YOUR OBJECTIVE: Find and copy each line of the data that includes "Totaal".

[Dataset rows describing interfaces]
============

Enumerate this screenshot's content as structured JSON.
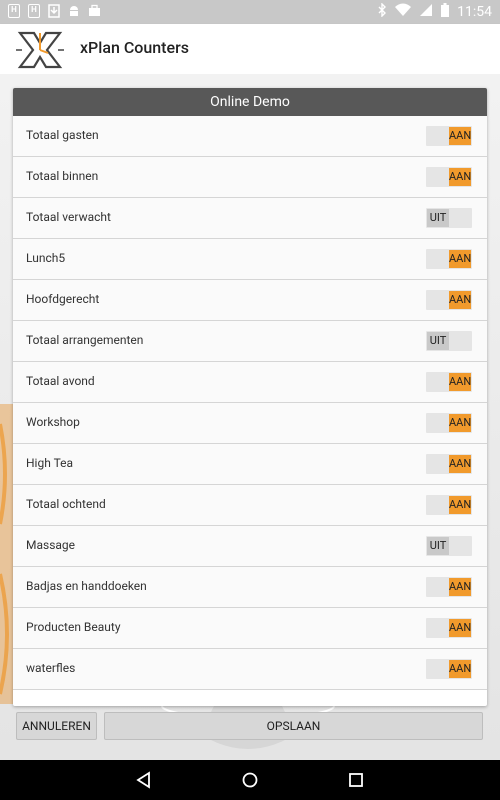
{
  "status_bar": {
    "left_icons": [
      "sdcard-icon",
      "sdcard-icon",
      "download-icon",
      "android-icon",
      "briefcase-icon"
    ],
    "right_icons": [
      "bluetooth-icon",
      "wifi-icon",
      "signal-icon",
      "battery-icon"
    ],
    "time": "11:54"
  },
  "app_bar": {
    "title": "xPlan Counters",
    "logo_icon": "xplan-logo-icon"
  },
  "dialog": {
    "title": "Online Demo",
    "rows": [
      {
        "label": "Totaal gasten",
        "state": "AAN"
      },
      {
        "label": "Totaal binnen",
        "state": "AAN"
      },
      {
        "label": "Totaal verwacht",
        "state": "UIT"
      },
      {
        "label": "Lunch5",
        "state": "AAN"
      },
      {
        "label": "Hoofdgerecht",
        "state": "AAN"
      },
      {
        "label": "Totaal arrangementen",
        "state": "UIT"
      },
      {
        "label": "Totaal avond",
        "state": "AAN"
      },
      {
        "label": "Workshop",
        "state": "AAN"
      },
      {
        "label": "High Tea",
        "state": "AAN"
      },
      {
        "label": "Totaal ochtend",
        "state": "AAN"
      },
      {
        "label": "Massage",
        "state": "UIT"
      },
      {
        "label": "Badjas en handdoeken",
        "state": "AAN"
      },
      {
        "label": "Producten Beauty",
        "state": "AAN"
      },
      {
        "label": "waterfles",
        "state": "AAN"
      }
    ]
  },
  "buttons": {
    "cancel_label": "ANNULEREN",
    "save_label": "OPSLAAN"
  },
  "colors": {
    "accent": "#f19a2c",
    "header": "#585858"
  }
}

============

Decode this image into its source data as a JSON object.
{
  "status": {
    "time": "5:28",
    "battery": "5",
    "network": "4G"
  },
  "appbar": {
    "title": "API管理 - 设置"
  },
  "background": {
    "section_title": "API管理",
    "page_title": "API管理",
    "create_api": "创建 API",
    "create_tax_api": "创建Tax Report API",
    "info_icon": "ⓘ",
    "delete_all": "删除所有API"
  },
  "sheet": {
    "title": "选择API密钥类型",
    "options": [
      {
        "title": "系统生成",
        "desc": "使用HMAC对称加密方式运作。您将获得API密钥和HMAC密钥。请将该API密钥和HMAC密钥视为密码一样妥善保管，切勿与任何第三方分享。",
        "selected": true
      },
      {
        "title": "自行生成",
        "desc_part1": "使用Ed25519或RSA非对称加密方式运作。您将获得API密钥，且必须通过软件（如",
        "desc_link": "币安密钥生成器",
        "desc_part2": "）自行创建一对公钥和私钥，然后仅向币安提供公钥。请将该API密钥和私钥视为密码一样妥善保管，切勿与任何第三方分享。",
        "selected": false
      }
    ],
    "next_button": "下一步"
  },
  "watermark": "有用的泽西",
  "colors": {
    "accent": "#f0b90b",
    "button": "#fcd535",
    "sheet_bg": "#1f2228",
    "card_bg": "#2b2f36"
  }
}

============

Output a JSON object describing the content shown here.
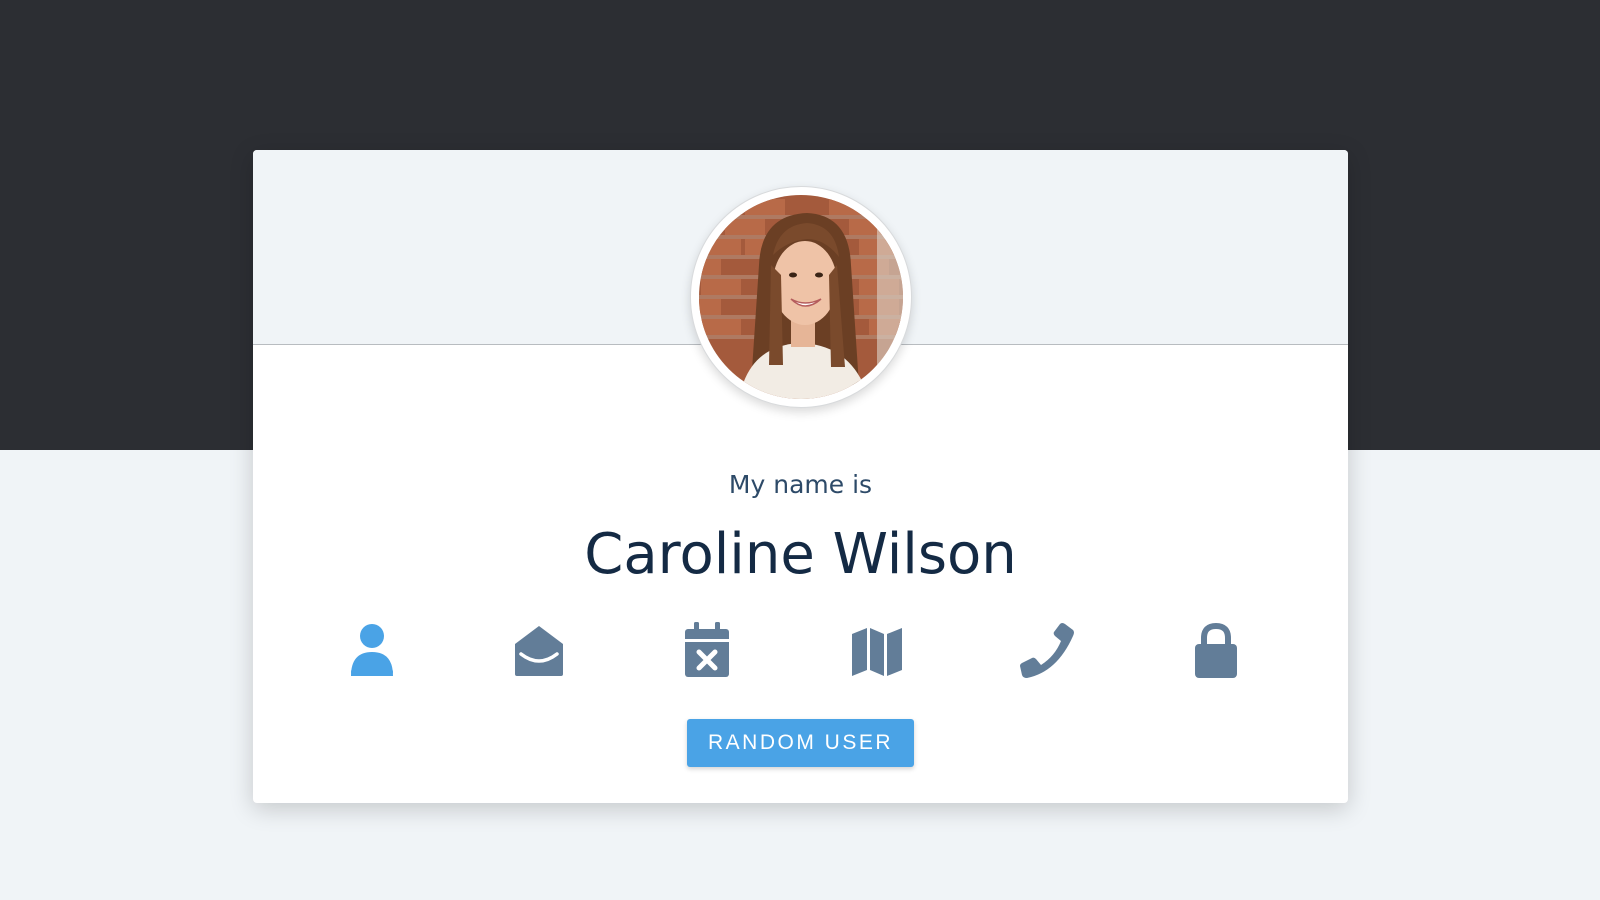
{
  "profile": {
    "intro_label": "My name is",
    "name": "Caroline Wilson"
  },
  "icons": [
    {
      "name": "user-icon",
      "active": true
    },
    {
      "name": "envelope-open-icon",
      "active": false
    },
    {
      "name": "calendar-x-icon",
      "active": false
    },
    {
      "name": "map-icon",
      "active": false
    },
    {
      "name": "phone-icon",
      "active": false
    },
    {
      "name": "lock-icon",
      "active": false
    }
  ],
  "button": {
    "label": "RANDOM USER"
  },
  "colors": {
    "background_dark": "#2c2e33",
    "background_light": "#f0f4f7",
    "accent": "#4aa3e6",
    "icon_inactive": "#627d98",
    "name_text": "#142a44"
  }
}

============

ANSWER TO THIS PROBLEM:
        "label": "Totaal gasten",
        "label": "Totaal binnen",
        "label": "Totaal verwacht",
        "label": "Totaal arrangementen",
        "label": "Totaal avond",
        "label": "Totaal ochtend",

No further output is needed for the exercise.